Saturday, February 27, 2010

Stranded in the Art Institute with William Eggleston

These are some pics I took--mostly with my Digital Harinezumi 2--when I went to see William Eggleston at the Art Institute of Chicago:

1
3
7
8
9
4
5
6
11
12
13


And here's video of him signing my book:

For more of my photography, go here.

You can check out Eggleston's work here.

And you can watch Eggleston's Stranded in Canton below:


Monday, February 22, 2010

My Artist's Statement

_DSC6831 (1)

Some people have been asking questions about my work recently, so I thought I'd post my artist's statement:

Much of my work seeks to document the culture of gay strip clubs nationwide. My interest stems from how the clubs function, for many gay men, as safe spaces to express their desires. I embarked on this project in 2006 as a way to provide a visual record of these clubs, which—because of their insular and controversial nature—often go undocumented.

In my photographs, I try to capture the array of emotions on display at the clubs—the longing and sometimes boredom of the customers; the aggressive way the strippers present themselves onstage in contrast to the vulnerability they show behind-the-scenes. These moods speak, not only to the specifics of gay strip clubs, but also to the universal experiences of desiring and being desired.

In terms of medium, I enjoy working within the tradition of the photobook, which, as Martin Parr and Gerry Badger write in The Photobook: A History, “has a specific character distinct from the photographic print.” I view my work in this way for three main reasons. One, the narrative nature of a book suits my project, which essentially reflects a journey. Two, the printed format links my work to the pulp paperbacks and physique periodicals of the ‘50s and ‘60s, which represented some of the first mass-produced examples of homoerotic imagery. And, lastly, I’m drawn to the photobook because I’m strongly influenced by the are-bure-boke (grainy, blurry, out-of-focus) aesthetic of such Japanese photobook makers as Daido Moriyama, Nobuyoshi Araki, and Keizo Kitajima. This style lends itself to conveying the often dark, shadowy nature of the clubs and also the hazy, dream-like nature of desire itself.
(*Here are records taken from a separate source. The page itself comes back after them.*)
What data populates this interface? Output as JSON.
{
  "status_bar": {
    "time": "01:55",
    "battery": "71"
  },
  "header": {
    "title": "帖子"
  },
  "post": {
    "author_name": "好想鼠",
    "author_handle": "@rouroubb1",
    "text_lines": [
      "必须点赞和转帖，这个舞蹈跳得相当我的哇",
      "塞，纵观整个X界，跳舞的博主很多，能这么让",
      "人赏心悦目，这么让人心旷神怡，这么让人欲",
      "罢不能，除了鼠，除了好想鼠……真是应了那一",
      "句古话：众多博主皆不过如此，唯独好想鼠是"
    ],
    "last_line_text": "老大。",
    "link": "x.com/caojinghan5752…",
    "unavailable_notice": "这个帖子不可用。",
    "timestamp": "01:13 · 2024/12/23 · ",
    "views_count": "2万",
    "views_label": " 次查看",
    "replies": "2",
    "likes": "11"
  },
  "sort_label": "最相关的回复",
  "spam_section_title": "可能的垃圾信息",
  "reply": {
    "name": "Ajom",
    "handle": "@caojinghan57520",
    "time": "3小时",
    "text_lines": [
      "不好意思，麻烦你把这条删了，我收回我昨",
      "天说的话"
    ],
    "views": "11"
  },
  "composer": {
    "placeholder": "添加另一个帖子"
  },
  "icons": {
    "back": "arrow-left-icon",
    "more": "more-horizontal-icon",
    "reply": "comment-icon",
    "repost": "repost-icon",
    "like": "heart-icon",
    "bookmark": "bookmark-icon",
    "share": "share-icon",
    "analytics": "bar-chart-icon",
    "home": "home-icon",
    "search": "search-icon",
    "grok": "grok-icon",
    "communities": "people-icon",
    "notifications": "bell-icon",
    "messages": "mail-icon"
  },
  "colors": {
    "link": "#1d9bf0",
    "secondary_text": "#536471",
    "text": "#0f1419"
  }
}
My aesthetic choices are in the service of showing how the activities at the strips clubs reflect two fundamental ideas about modern sexuality: how sexuality, on one level, is about the simple human desire for connection, but also how sexuality—in our age of celebrity sex tapes, do-it-yourself porn, and “Girls Gone Wild”—has become a performative, public spectacle that is at times liberating and profoundly terrifying.